=== Task item ===
Retype the records that follow, every line exactly as written.

---- Material for this exercise

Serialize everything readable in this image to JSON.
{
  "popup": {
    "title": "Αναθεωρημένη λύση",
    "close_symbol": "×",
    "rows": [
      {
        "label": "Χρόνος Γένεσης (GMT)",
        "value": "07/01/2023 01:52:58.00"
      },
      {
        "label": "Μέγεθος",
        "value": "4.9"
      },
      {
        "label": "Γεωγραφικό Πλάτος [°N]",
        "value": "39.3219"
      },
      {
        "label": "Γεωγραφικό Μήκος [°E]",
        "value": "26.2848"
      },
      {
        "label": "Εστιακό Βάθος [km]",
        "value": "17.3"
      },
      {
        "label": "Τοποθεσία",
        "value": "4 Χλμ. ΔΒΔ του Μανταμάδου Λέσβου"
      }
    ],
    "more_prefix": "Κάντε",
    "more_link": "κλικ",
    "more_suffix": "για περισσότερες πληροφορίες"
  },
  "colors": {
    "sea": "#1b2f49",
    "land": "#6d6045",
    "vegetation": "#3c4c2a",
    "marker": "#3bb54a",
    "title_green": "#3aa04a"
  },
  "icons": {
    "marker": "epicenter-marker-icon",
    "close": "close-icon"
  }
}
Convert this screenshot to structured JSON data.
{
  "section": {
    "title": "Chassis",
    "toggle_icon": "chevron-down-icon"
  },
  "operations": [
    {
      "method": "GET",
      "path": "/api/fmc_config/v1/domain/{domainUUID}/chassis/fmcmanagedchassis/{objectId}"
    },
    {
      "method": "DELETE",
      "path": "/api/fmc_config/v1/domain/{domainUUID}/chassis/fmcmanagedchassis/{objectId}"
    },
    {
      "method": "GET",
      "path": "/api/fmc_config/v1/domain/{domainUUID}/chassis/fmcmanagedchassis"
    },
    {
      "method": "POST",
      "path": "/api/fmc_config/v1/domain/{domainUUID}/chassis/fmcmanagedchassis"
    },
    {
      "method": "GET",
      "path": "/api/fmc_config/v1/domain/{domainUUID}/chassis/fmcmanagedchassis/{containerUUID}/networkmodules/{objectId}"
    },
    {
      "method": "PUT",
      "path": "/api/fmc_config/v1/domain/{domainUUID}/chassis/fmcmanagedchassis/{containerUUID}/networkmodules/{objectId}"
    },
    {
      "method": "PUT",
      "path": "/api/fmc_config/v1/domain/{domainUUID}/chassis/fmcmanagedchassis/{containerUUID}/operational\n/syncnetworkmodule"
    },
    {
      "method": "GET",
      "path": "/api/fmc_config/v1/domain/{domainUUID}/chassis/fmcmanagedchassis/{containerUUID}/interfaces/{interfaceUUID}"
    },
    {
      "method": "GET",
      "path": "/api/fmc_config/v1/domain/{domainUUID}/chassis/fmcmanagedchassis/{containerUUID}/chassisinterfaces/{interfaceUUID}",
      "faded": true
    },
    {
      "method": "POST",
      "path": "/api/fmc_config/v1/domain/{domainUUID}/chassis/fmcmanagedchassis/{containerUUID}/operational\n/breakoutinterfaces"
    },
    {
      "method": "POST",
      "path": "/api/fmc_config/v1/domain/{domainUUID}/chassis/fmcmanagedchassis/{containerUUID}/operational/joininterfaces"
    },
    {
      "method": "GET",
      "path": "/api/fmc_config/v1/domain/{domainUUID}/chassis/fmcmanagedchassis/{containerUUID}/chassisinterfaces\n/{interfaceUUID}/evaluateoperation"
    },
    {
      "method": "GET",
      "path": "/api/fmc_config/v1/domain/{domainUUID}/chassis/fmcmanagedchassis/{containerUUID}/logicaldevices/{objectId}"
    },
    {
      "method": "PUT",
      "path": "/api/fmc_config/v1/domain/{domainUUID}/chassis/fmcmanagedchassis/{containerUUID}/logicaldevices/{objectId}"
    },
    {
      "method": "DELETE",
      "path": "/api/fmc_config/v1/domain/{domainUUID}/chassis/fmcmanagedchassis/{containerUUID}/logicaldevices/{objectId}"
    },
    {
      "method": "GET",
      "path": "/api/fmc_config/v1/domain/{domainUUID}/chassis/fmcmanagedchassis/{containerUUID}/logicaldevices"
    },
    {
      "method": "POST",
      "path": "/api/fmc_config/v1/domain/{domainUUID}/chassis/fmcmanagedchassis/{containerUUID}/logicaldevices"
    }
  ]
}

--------

=== Solved exercise ===
Serialize everything readable in this image to JSON.
{
  "popup": {
    "title": "Αναθεωρημένη λύση",
    "close_symbol": "×",
    "rows": [
      {
        "label": "Χρόνος Γένεσης (GMT)",
        "value": "07/01/2023 01:52:58.00"
      },
      {
        "label": "Μέγεθος",
        "value": "4.9"
      },
      {
        "label": "Γεωγραφικό Πλάτος [°N]",
        "value": "39.3219"
      },
      {
        "label": "Γεωγραφικό Μήκος [°E]",
        "value": "26.2848"
      },
      {
        "label": "Εστιακό Βάθος [km]",
        "value": "17.3"
      },
      {
        "label": "Τοποθεσία",
        "value": "4 Χλμ. ΔΒΔ του Μανταμάδου Λέσβου"
      }
    ],
    "more_prefix": "Κάντε",
    "more_link": "κλικ",
    "more_suffix": "για περισσότερες πληροφορίες"
  },
  "colors": {
    "sea": "#1b2f49",
    "land": "#6d6045",
    "vegetation": "#3c4c2a",
    "marker": "#3bb54a",
    "title_green": "#3aa04a"
  },
  "icons": {
    "marker": "epicenter-marker-icon",
    "close": "close-icon"
  }
}
Convert this screenshot to structured JSON data.
{
  "section": {
    "title": "Chassis",
    "toggle_icon": "chevron-down-icon"
  },
  "operations": [
    {
      "method": "GET",
      "path": "/api/fmc_config/v1/domain/{domainUUID}/chassis/fmcmanagedchassis/{objectId}"
    },
    {
      "method": "DELETE",
      "path": "/api/fmc_config/v1/domain/{domainUUID}/chassis/fmcmanagedchassis/{objectId}"
    },
    {
      "method": "GET",
      "path": "/api/fmc_config/v1/domain/{domainUUID}/chassis/fmcmanagedchassis"
    },
    {
      "method": "POST",
      "path": "/api/fmc_config/v1/domain/{domainUUID}/chassis/fmcmanagedchassis"
    },
    {
      "method": "GET",
      "path": "/api/fmc_config/v1/domain/{domainUUID}/chassis/fmcmanagedchassis/{containerUUID}/networkmodules/{objectId}"
    },
    {
      "method": "PUT",
      "path": "/api/fmc_config/v1/domain/{domainUUID}/chassis/fmcmanagedchassis/{containerUUID}/networkmodules/{objectId}"
    },
    {
      "method": "PUT",
      "path": "/api/fmc_config/v1/domain/{domainUUID}/chassis/fmcmanagedchassis/{containerUUID}/operational\n/syncnetworkmodule"
    },
    {
      "method": "GET",
      "path": "/api/fmc_config/v1/domain/{domainUUID}/chassis/fmcmanagedchassis/{containerUUID}/interfaces/{interfaceUUID}"
    },
    {
      "method": "GET",
      "path": "/api/fmc_config/v1/domain/{domainUUID}/chassis/fmcmanagedchassis/{containerUUID}/chassisinterfaces/{interfaceUUID}",
      "faded": true
    },
    {
      "method": "POST",
      "path": "/api/fmc_config/v1/domain/{domainUUID}/chassis/fmcmanagedchassis/{containerUUID}/operational\n/breakoutinterfaces"
    },
    {
      "method": "POST",
      "path": "/api/fmc_config/v1/domain/{domainUUID}/chassis/fmcmanagedchassis/{containerUUID}/operational/joininterfaces"
    },
    {
      "method": "GET",
      "path": "/api/fmc_config/v1/domain/{domainUUID}/chassis/fmcmanagedchassis/{containerUUID}/chassisinterfaces\n/{interfaceUUID}/evaluateoperation"
    },
    {
      "method": "GET",
      "path": "/api/fmc_config/v1/domain/{domainUUID}/chassis/fmcmanagedchassis/{containerUUID}/logicaldevices/{objectId}"
    },
    {
      "method": "PUT",
      "path": "/api/fmc_config/v1/domain/{domainUUID}/chassis/fmcmanagedchassis/{containerUUID}/logicaldevices/{objectId}"
    },
    {
      "method": "DELETE",
      "path": "/api/fmc_config/v1/domain/{domainUUID}/chassis/fmcmanagedchassis/{containerUUID}/logicaldevices/{objectId}"
    },
    {
      "method": "GET",
      "path": "/api/fmc_config/v1/domain/{domainUUID}/chassis/fmcmanagedchassis/{containerUUID}/logicaldevices"
    },
    {
      "method": "POST",
      "path": "/api/fmc_config/v1/domain/{domainUUID}/chassis/fmcmanagedchassis/{containerUUID}/logicaldevices"
    }
  ]
}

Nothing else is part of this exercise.